- WORK TO BE COMPLETED:
Say how many lines below have "JSON" in them, giving the number alone.

Web page and app entries:
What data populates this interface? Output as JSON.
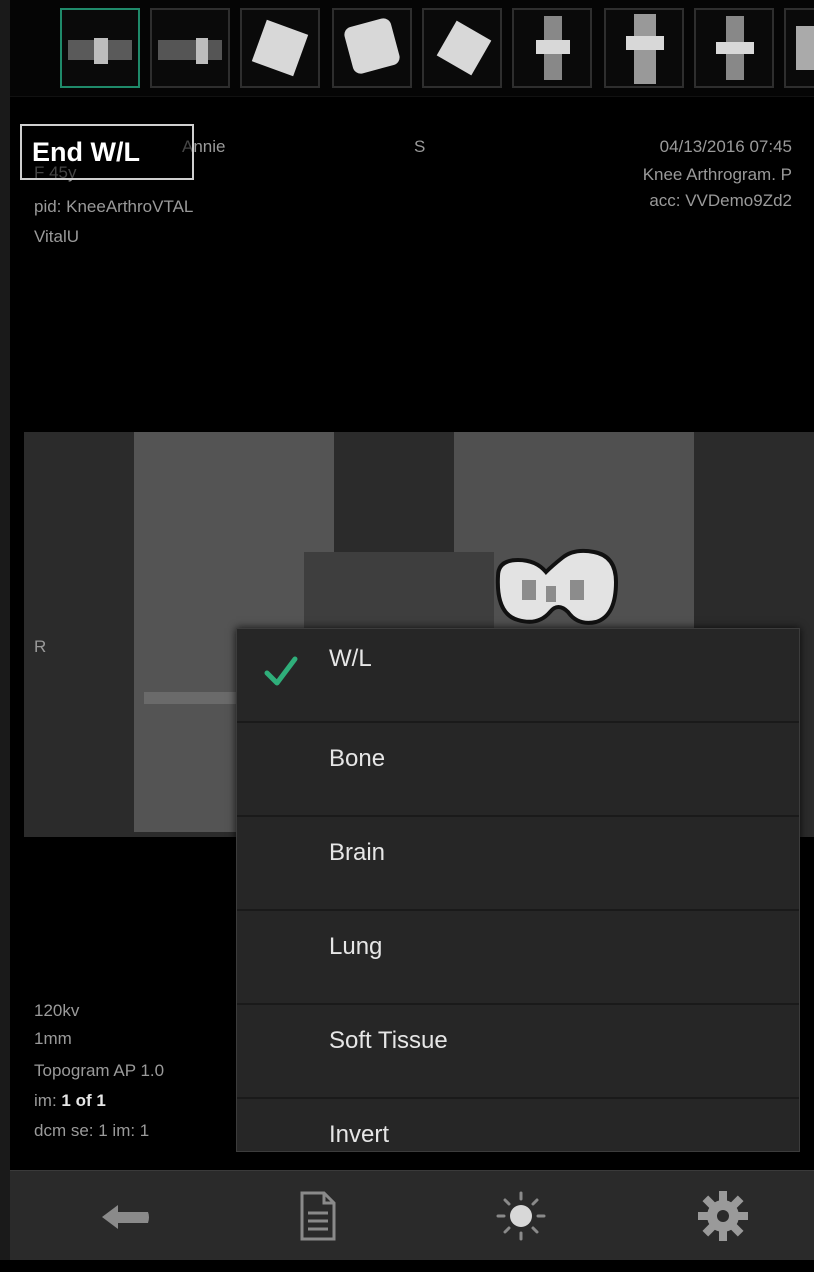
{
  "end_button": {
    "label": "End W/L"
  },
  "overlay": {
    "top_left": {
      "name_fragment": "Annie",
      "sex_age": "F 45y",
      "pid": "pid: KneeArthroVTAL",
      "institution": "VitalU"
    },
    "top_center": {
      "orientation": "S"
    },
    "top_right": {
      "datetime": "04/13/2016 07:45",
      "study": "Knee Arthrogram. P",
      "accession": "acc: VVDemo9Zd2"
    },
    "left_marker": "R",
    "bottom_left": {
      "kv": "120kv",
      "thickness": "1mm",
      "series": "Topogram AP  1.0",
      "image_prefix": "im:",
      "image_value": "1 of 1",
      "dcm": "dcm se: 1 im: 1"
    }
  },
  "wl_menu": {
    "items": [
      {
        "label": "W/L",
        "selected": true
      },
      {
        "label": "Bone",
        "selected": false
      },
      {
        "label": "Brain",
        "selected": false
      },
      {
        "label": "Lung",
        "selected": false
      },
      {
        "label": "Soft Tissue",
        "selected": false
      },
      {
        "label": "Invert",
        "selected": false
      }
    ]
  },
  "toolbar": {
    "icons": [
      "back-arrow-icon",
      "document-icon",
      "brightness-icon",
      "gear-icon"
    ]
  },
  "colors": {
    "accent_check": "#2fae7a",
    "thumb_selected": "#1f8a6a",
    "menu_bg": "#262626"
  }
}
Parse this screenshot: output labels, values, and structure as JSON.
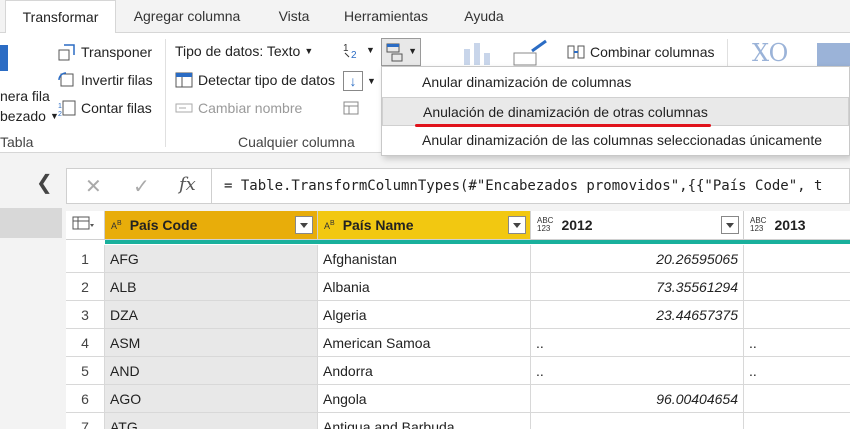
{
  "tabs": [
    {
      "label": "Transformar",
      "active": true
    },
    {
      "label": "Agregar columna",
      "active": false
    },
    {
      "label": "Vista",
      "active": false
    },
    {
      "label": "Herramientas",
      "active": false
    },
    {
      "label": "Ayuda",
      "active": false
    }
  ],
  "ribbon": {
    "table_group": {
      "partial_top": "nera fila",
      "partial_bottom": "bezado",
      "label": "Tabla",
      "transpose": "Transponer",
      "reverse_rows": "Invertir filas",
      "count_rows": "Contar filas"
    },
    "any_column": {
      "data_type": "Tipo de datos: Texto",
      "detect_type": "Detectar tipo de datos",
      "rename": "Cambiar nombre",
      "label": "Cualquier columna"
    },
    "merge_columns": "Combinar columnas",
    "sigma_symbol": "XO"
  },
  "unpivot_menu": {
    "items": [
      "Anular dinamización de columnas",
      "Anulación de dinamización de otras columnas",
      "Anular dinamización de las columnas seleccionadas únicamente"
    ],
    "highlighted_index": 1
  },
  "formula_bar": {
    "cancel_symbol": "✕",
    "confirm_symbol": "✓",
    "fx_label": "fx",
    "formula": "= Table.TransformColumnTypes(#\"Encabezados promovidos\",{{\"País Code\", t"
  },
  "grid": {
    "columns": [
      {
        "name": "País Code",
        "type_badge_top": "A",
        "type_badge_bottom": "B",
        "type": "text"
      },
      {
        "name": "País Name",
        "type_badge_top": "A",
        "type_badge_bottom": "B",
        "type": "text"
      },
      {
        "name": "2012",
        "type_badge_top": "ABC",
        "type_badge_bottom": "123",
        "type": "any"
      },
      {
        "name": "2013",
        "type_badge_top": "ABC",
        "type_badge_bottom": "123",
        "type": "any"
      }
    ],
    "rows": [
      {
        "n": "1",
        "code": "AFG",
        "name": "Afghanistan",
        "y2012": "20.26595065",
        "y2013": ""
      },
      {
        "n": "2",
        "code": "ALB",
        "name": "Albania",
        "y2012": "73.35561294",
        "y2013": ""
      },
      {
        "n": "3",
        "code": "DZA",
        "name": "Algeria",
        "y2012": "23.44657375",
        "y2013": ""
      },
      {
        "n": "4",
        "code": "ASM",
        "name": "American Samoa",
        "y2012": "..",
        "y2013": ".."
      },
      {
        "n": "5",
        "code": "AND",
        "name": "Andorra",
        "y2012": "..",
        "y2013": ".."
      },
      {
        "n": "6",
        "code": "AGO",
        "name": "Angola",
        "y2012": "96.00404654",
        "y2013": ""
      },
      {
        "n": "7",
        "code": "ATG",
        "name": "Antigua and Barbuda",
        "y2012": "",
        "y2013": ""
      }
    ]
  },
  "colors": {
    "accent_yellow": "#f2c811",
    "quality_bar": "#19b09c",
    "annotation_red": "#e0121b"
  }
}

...

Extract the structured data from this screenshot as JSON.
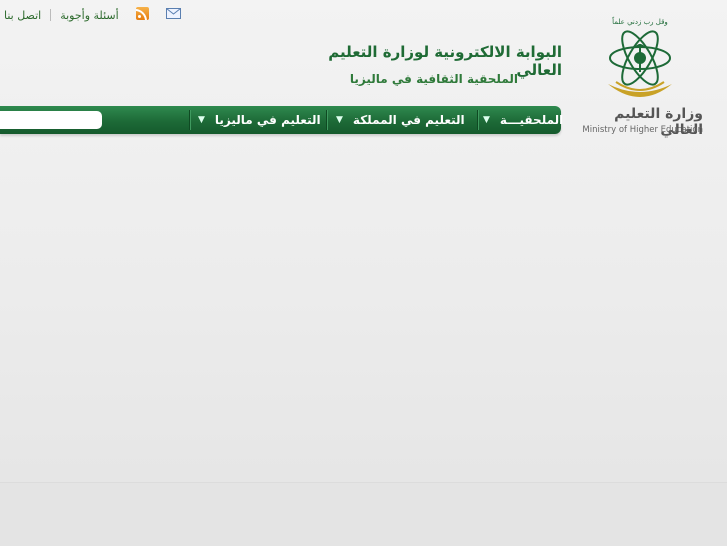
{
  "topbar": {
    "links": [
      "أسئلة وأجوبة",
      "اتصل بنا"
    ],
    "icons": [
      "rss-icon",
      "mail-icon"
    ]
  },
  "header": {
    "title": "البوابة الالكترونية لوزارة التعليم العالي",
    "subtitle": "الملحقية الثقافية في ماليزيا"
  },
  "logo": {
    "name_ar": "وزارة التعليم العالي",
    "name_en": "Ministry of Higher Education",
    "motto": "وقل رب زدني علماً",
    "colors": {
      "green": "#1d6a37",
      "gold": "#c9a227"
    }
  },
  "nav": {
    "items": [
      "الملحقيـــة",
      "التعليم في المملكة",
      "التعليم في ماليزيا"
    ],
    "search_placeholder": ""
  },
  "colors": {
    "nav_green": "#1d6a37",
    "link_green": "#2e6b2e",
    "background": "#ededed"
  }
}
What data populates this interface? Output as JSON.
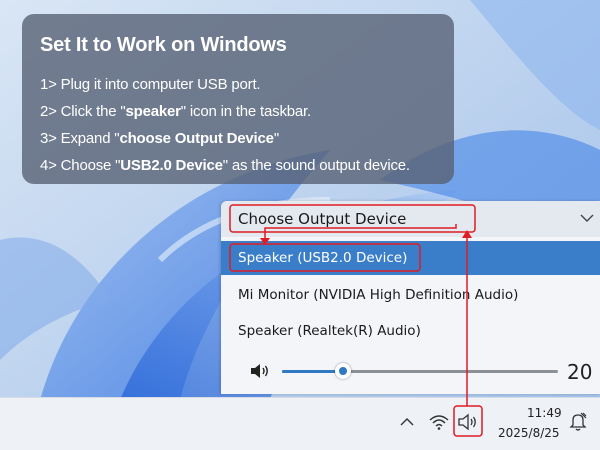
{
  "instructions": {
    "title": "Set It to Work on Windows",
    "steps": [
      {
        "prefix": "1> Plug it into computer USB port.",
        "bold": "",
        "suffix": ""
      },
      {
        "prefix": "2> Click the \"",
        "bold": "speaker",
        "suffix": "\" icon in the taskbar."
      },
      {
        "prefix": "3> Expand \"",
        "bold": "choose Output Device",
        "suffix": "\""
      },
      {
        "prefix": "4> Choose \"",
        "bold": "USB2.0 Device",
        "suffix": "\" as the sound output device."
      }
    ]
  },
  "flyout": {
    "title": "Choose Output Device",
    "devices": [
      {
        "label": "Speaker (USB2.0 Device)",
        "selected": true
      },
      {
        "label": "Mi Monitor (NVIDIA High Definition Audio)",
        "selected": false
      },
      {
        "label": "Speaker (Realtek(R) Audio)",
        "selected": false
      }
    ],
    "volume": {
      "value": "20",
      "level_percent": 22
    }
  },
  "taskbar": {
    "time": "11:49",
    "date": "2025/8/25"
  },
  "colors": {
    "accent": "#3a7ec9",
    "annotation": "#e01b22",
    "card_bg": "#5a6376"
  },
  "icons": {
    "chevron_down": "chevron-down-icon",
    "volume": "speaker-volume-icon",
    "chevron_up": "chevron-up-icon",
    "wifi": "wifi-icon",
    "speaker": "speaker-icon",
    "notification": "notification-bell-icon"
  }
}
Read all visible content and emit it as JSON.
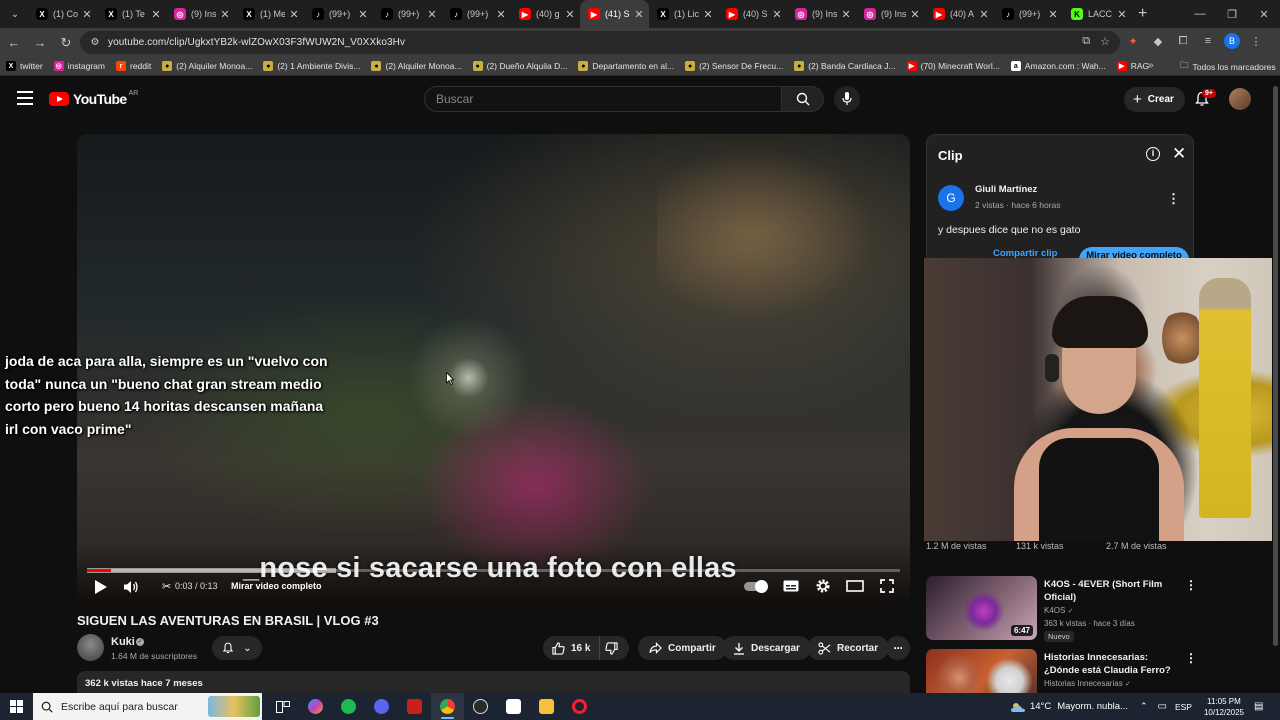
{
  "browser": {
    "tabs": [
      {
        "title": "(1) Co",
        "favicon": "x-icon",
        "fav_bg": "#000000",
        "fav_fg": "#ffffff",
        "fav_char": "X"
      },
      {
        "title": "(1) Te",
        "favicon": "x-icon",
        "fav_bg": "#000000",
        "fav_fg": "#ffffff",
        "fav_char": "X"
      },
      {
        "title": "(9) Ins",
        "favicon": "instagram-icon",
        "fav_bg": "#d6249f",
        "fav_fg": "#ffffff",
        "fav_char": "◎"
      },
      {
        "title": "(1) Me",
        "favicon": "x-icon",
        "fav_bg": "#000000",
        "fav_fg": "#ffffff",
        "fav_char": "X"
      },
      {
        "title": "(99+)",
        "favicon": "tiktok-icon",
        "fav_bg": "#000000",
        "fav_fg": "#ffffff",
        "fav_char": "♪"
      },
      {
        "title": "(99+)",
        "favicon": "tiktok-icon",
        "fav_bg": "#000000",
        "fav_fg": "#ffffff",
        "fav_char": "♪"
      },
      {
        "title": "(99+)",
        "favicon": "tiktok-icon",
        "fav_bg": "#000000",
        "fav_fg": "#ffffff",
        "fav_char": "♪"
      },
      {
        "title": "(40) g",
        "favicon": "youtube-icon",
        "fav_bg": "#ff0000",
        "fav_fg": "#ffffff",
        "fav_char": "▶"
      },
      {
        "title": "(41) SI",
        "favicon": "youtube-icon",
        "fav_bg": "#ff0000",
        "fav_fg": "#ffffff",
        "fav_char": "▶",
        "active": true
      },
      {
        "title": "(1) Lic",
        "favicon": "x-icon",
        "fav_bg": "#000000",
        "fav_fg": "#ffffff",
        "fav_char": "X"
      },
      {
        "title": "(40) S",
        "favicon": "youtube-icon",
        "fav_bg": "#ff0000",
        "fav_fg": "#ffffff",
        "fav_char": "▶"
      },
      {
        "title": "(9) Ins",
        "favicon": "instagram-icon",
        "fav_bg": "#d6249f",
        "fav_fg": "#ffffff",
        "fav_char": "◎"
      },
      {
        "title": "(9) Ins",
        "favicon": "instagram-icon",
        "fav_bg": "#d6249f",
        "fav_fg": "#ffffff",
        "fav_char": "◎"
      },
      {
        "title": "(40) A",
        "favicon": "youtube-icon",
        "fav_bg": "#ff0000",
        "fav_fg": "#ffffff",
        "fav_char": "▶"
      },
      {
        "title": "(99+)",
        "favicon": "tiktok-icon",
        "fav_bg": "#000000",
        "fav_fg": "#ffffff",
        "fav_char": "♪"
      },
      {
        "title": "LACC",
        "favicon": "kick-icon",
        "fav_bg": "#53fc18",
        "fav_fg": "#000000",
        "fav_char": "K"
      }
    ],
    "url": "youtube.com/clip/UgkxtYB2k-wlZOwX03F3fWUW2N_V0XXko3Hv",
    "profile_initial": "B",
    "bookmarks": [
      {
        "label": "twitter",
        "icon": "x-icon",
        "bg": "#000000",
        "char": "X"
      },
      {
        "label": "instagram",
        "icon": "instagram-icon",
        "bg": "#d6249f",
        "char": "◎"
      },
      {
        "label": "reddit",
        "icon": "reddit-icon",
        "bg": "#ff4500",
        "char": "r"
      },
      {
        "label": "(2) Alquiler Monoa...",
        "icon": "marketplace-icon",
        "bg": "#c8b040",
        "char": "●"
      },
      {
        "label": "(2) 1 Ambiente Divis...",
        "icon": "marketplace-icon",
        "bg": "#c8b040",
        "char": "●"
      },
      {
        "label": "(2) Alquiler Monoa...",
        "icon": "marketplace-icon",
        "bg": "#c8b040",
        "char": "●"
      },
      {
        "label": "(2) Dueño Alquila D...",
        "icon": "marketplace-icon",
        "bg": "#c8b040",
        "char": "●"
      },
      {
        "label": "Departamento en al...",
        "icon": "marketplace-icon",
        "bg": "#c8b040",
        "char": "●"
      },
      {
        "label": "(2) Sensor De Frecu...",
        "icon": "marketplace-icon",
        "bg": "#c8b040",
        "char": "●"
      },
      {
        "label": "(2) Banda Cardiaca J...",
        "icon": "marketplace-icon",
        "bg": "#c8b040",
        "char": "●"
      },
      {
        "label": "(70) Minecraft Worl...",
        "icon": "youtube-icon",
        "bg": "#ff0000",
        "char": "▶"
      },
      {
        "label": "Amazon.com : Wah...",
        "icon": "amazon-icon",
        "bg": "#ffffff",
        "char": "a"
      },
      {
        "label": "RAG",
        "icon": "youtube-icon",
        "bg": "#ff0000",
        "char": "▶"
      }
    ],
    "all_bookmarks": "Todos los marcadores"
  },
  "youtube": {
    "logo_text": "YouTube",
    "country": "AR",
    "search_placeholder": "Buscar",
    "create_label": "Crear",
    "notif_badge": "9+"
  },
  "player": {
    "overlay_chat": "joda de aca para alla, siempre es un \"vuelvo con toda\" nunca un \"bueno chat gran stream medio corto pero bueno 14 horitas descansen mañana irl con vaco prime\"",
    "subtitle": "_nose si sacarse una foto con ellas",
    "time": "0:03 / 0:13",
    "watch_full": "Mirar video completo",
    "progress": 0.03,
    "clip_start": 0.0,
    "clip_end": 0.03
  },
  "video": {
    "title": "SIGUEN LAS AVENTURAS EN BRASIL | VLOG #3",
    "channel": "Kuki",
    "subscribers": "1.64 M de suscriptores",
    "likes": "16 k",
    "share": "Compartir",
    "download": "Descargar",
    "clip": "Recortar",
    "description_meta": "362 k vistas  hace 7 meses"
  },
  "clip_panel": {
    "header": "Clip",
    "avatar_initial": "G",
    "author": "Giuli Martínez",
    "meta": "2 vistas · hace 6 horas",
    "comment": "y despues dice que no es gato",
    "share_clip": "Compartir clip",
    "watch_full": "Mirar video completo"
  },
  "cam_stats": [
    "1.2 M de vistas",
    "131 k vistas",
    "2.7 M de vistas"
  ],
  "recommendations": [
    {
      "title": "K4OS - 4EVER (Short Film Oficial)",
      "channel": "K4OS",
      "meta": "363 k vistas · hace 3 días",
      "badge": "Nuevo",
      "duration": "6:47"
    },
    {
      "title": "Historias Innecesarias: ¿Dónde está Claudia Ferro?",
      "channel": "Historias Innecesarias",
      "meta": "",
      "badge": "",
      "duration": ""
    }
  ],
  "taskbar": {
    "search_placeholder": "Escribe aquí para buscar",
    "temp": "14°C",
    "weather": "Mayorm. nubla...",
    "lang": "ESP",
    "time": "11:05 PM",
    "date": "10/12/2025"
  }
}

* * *

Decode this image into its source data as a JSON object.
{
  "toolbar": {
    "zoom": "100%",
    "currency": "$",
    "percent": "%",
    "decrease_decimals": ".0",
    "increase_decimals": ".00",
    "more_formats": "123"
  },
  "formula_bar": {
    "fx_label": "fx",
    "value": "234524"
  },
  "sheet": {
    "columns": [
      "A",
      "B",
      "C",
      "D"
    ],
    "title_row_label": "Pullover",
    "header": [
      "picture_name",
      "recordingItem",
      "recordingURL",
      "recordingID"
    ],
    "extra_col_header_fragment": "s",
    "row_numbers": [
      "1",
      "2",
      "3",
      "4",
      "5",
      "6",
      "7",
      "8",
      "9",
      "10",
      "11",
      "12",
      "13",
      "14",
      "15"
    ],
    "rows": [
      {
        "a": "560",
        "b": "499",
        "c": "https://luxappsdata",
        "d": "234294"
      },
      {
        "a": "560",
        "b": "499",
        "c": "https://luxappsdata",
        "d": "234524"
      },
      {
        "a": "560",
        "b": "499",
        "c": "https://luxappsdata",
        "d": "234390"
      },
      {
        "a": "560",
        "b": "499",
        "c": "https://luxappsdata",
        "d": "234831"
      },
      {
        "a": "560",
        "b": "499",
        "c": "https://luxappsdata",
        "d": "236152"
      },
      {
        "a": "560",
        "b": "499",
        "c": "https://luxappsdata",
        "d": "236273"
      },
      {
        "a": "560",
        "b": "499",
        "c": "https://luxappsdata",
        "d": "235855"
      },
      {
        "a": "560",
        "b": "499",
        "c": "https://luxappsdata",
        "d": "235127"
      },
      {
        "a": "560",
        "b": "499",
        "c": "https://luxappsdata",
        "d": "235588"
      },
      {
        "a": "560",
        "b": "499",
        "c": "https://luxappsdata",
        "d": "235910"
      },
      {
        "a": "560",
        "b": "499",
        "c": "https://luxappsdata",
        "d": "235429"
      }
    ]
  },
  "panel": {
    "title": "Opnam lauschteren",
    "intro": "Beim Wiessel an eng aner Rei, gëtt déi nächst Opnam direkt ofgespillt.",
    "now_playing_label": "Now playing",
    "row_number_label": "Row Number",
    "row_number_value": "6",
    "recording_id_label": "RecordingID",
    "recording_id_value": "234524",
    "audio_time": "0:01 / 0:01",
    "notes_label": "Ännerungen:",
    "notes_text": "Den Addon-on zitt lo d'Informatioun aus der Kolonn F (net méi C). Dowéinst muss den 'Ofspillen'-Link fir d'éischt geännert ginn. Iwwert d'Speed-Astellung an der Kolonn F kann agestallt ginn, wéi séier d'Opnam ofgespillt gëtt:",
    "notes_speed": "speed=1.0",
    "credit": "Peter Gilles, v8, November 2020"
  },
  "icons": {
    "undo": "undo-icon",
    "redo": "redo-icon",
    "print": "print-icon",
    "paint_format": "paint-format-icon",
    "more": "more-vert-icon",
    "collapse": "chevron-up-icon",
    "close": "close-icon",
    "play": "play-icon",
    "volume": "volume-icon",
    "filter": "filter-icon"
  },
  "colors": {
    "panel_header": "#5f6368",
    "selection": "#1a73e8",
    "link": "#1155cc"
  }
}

- OUTPUT OF THE TASK:
6